The time-current curve of the protective device itself can also be analyzed to help determine coordination and arc flash hazards. To get there, simply iterate until the required coordination and level of hazard reduction are fulfilled.
Advantages and Disadvantages of Circuit Protection Devices
Different types of circuit protection devices, namely fuses, circuit breakers, and relays, all have their own advantages and disadvantages to consider.
Fuses are cost-effective, simple, and fast-acting, in addition to delivering standalone operation. They have limited maintenance requirements but also lack TCC adjustability. Fuses also need to be replaced after the fault has been cleared.
Circuit breakers are more costly and complex than fuses, but are also fast-acting and capable of enabling standalone operation. They may provide some TCC adjustability, must be reset after the fault has been cleared, and require maintenance to ensure reliability.
Relays are the most costly option of the three, primarily because they require separate sensor inputs and fault interrupters/breakers. Like circuit breakers, relays are also complex and fast-acting but are the best option for TCC adjustability. They must also be reset, and the fault interrupter reclosed after the fault has been cleared. Relays require routine maintenance to ensure reliability.
Ultimately, selecting the appropriate device for your specific application based on TCC curves comes down to two key factors: comprehensive understanding of protective device coordination and firsthand experience. For personalized guidance in selecting the right device for you, contact the team of experts at Excel Engineering.
About Excel Engineering
Since 1990, Excel Engineering has helped industrial manufacturing, utility, and life sciences clients bolster their workforces and processes in a way that saves on labor costs, improves efficiency, and that ultimately produces a better bottom line.
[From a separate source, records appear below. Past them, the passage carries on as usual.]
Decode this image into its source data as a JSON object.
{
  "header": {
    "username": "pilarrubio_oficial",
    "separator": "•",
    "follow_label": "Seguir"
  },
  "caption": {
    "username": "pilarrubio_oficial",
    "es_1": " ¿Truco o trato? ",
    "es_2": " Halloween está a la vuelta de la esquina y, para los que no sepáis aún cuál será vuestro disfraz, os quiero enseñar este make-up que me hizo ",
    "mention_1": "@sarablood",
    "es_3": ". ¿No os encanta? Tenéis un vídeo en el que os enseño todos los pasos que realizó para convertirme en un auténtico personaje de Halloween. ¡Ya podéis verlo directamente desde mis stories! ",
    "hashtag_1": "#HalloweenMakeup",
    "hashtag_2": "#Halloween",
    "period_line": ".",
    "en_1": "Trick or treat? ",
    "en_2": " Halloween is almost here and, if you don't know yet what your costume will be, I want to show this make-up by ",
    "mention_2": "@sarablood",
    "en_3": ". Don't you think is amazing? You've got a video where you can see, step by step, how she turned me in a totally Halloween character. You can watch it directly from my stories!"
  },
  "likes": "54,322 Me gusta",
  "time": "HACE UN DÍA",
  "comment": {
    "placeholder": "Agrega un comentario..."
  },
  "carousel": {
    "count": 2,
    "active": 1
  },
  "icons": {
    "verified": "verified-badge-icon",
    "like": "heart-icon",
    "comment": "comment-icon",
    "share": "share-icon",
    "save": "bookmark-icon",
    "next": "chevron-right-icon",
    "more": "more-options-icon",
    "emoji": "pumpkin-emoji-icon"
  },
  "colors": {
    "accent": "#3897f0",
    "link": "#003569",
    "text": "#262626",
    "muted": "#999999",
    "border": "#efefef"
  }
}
From electrical design and industrial automation to power systems studies and construction management, we have everything you need under one roof, and are just the right size to deliver on it day in and day out.